Jan. 11, 2016—New analysis from Frost & Sullivan on 3-D printing finds that new technology will generate $4.3 billion from the automotive industry by 2025, and achieve deeper penetration in automotive production and the aftermarket.
"Even though cheaper raw materials and technological enhancements will boost the uptake of 3-D printers, issues such as patent liability, product defects and patent infringement will persist," said Viroop Narla, a research analyst from Frost & Sullivan Mobility Research. "Furthermore, comprehensive training as well as expensive data and communications systems, will be required to maximize 3-D printers' operational efficiency, decrease data loss, minimize corruption and theft."

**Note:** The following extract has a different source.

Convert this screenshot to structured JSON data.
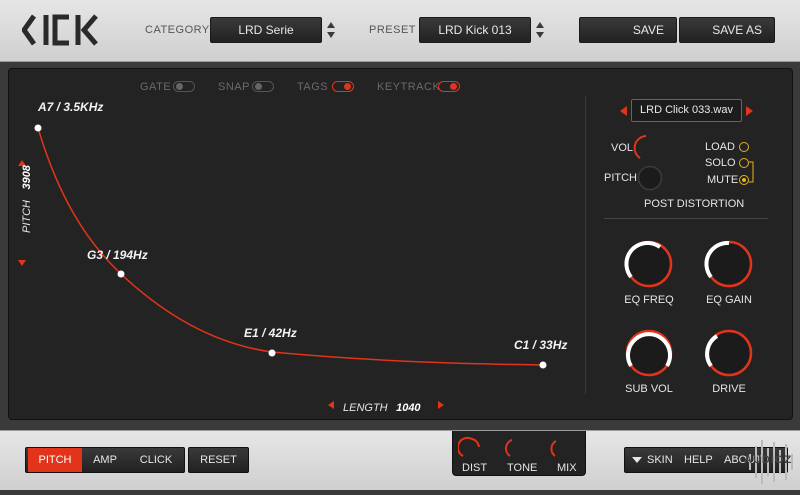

New companies are developing 3-D printing technologies and partnering with established companies to achieve technological advancements and shrink development times.
"Innovative materials such as carbon fiber, metal powders and titanium are expected to radically improve the mechanical, chemical and thermal characteristics of printed products," said Narla. "Additionally, machines with a focus on quality and better manufacturing processes will lower post-processing requirements by generating products with superior tolerances and surface finish details."